It is less than 1 h.p. application running at 100 fpm. But FYI Rexnord, Diamond & Tsubaki all have chain designed for this application.
All sprockets are hardened as well as the chain. check out Diamond power curve chain.
What you want to achieve is easy to do using a u-joint and standard off the shelf chain that would allow the placement of a proper chain tensioner. Even with you flex chain you will need lateral support or it will either chew into your sprocket or wear the side plates. Hardened or not. Your mis-alignment is on the big side while the center distances seem short. Not a good combination by any means.
Software will not complain about poor design. You can model the chain in solidworks using curve driven pattern or you can model as an assembly using a curve sketch for positioning. The assembly approach will be more accurate. With some trial and error you'll get there.
Elmar thanks for the input....my hands are tied regarding the design and client wants. I do agree with what your saying in terms of wear its not a good situation....would you have an example of the u-joint you describe, i cant quite visualize it. Perhaps you could email me a sketch. Id like to present something to the client that makes sense. I raised the concern you describe with other engineers and we all agree....wear is an issue. I could be emailed at
taking it a step further i like your idea of round belting...does round belting or power twist belting work in the application I have laid out?
I dont have any experience with it but after doing a google search I see that round belting will allow for the angles and offsets Im working with...any thoughts?

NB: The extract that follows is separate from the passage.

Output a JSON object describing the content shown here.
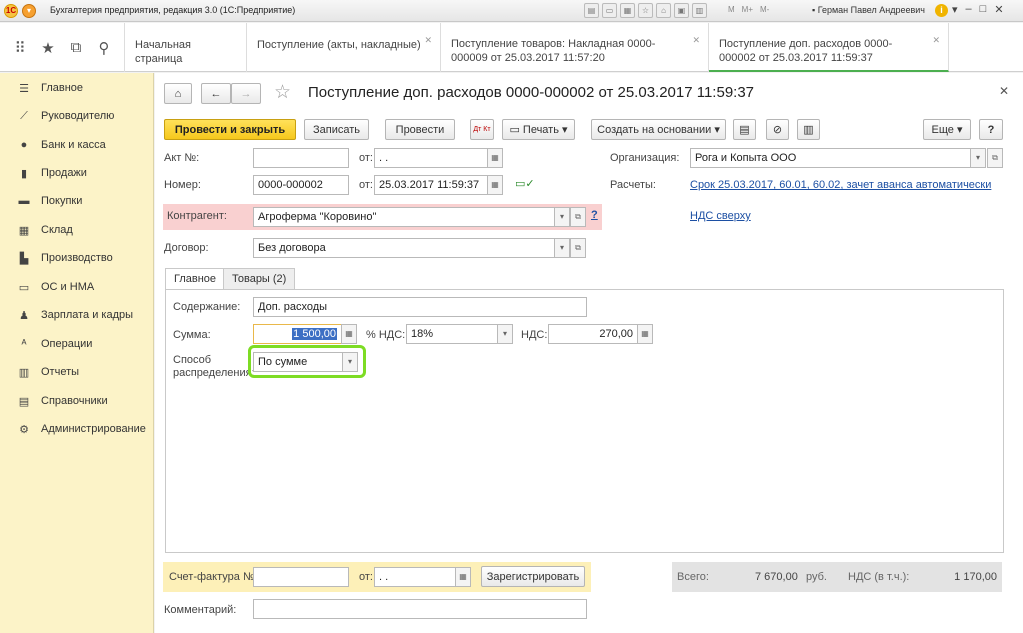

Is there a chance you could use thinner plate sprockets to assist in reducing the side wear on the side of the sprocket and the inner portion of the chain? If the client is set on this design then I would design side guides for the chain that are spring loaded one on each side of the misaligned sprocket, I would force the chain to go straight at that area.
There is another element that comes into play here and that is ---- I am assuming the misaligned sprocket is on the "Slack" side, if it is then the chain guides should work well.
Retrieving data ...